Gondang, further up the coast, is a small town near a good beach. Tiu Pupus Waterfall is a 20-minute walk beyond the end of a poorly marked, rocky road. The spring-fed falls flow into a deep pool with nice swimming. The trek through a traditional Sasak village, Kerurak, makes the effort worthwhile. Another half hour trek leads to Kerta Gangga Waterfalls, with three beautiful waterfalls set amongst the jungle.
The traditional village of Segenter, on the road to Anyar, provides a glimpse into the day to day life of a small rural village. The 300 villagers in this northern interior village eke out a living raising corn and beans, yet they welcome visitors with a smile and proudly share their simple life with tours through the village.
Bayan, further north, is a source of early Islam and maintains old dance and poetic traditions. Bayan is the home of the unusual religion, Wetu Telu, which is only found in Lombok. Wetu Telu combines the Sasak’s traditional animistic beliefs with Islam and elements of Hinduism.
The adherents of Wetu Telu (meaning “three times”) pray three times a day, rather than the usual five times in Islam, and acknowledge three types of ceremonies: human rites (birth, marriage, death), Islamic holidays (Maulid, Lebaran), and animist-based rites associated with agriculture and farming. One of the oldest and most important Wetu Telu mosques is in Bayan.
Slightly to the north of Bayan, the road branches to Teres Genit and winds up the mountain side to the lovely Rinjani Mountain Garden. This unique property has comfortable accommodation in traditional Lumbung style cottages, as well as up-market tent facilities. There is a pretty spring-fed freshwater swimming pool and an excellent restaurant serving delicious meals, perched on the hillside and overlooking the mountain scenery.

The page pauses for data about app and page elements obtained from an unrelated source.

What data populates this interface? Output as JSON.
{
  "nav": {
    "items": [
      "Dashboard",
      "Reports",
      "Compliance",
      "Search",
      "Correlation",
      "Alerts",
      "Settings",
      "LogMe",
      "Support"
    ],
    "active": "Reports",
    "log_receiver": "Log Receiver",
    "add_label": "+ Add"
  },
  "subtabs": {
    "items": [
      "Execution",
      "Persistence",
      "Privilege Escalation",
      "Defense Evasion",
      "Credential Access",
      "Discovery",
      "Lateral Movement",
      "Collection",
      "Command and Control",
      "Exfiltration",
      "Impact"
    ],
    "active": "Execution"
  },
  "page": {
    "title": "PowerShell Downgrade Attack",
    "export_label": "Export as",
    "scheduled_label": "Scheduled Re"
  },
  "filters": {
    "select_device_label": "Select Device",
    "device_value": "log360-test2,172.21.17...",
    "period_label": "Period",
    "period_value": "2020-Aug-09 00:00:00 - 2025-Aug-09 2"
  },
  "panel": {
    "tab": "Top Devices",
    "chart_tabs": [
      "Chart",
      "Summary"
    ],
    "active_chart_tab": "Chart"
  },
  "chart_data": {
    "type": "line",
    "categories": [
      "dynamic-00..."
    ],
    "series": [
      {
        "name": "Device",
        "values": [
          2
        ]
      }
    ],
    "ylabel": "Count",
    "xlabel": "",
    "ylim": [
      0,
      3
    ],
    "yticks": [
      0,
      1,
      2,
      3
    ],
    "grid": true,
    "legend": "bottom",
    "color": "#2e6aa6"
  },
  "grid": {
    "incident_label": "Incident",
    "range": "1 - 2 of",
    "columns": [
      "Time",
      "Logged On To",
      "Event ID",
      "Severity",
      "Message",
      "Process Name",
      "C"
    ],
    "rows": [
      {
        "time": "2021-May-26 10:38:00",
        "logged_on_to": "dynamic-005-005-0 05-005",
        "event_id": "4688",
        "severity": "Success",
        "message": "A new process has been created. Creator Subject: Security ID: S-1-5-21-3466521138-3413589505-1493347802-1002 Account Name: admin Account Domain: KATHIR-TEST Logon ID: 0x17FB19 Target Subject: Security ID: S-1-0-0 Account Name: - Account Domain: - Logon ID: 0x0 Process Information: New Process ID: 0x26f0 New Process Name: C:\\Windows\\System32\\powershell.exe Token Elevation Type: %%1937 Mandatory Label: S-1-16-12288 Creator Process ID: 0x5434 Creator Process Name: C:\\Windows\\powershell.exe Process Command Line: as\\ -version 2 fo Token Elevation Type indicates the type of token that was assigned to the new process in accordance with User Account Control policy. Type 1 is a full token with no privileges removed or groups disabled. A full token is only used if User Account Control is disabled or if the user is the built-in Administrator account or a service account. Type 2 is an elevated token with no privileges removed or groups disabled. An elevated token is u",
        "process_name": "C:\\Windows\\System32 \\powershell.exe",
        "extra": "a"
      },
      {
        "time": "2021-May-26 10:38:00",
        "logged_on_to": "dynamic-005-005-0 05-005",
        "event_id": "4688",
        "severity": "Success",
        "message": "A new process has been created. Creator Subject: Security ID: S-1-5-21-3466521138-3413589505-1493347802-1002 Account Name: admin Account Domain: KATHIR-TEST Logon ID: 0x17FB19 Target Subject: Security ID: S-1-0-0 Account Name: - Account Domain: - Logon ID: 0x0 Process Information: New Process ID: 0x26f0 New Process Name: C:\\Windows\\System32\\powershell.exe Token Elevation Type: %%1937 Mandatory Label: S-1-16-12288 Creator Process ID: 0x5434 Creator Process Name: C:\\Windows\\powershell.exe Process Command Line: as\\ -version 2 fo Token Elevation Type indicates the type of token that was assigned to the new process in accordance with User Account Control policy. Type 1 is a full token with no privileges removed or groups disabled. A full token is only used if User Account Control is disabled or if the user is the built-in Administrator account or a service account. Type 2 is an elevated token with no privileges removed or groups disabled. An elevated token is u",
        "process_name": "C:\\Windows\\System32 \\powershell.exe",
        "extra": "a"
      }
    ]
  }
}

The road from Bayan leads to Senaru, the gateway to the Rinjani National Park; a pretty village set in lovely scenery with fantastic views of the volcanic mountain range. The Rinjani National Park is a nature reserve of 41 330 hectares surrounding the volcano that provides many opportunities for eco-tourism.
The whole area is a picturesque haven, featuring magnificent waterfalls, lush and accessible jungle trekking, traditional villages, and plantations of tobacco and cashew nuts, grown alongside verdant rice terraces. Native animal species, including monkeys, deer and tropical birds, live in the surrounding jungle, as well as abundant varieties of tropical plants and flowers.
The Sendang Gile waterfalls at Senaru are amongst Lombok’s most spectacular, even after climbing the 200 vertical steps down to stand below them. The water cascades in a steep vertical drop down the hillside into a rocky stream below.
Guides can be hired from the restaurant near the car park for the short trek through the jungle to the lovely Tiu Kelep waterfall nearby, where the water flows into a pool at the base, good for swimming. Climb the rocks to the hidden cave behind the falls and follow local legend that says for every pass behind the waterfall, you take one year off your age